IGBs: Irrational Gambling Beliefs; GB: Gambling Behavior; AC: Autoregressive Coefficient; CC: Cross-Regressive Coefficient.

Table 1: Comparison of model’s goodness of fit.

Path Non-standardized SE Standardized CR
 Autoregressive path        
IGBs (1st) → IGBs (2nd) 0.754 0.032 0.752 23.558***
IGBs (2nd) → IGBs (3rd) 0.754 0.032 0.752 23.558***
GB (1st) → GB (2nd) 0.684 0.03 0.716 22.954***
GB (2nd) → GB (3rd) 0.684 0.03 0.715 22.954***
 Cross-lagged path        
IGBs (1st) → GB (2nd) 0.152 0.032 0.147 4.765***
IGBs (2nd) → GB (3rd) 0.152 0.032 0.154 4.765***
GB (1st) → IGBs (2nd) 0.09 0.03 0.097 2.968**
GB (2nd) → IGBs (3rd) 0.09 0.03 0.092 2.968**
IGBs: Irrational gambling beliefs; GB: Gambling Behavior; *p<0.05, **p<0.01, ***p<0.001
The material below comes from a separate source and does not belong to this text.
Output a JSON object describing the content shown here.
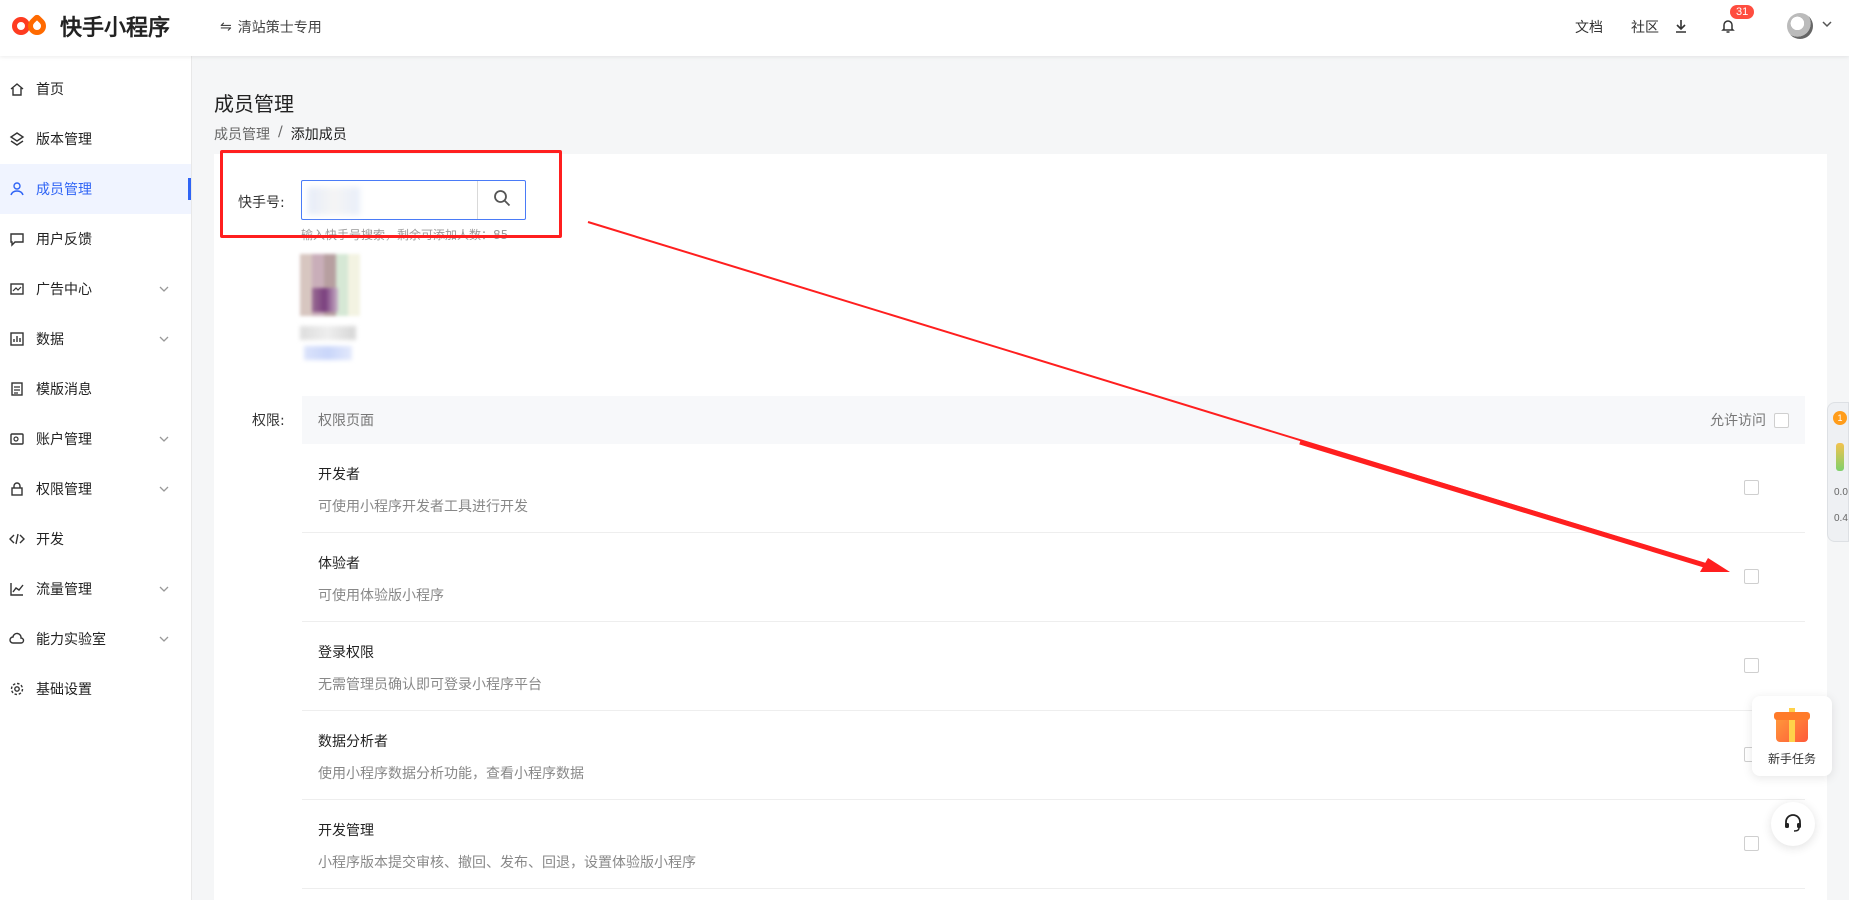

Table 2: Short-term longitudinal relationship between gambling beliefs and gambling behavior.

Discussion

The purpose of this study was to test the causal direction between gambling-related irrational beliefs and gambling behavior. First, the results of this study imply that the relationship between IGBs and gambling behavior can be better explained by the interaction between the two rather than by cognitive behavioral theory or cognitive dissonance theory. While the main theory of gambling disorder, stating that IGBs lead to gambling behavior is reasonable [10], GD can also be explained by cognitive dissonance theory [11], which states that people change their beliefs after engaging in gambling behavior to rationalize their behavior. Therefore, GD treatment programs should take into account not only cognitive behavioral theory but the cognitive dissonance perspective. This study is different from other previous studies in purpose, analysis method, and model. For example, Kwon [12] used the Latent Growth Model to analyse the change trajectories of gambling beliefs and gambling behaviors, whereas this study used an autoregressive cross delay model to test causality. In addition, Kwon [12] assumed that the gambling belief had a one-way influence on gambling behavior. On the other hand, this study set up a model with the possibility that gambling behavior may influence gambling belief by cognitive dissonance phenomenon.

References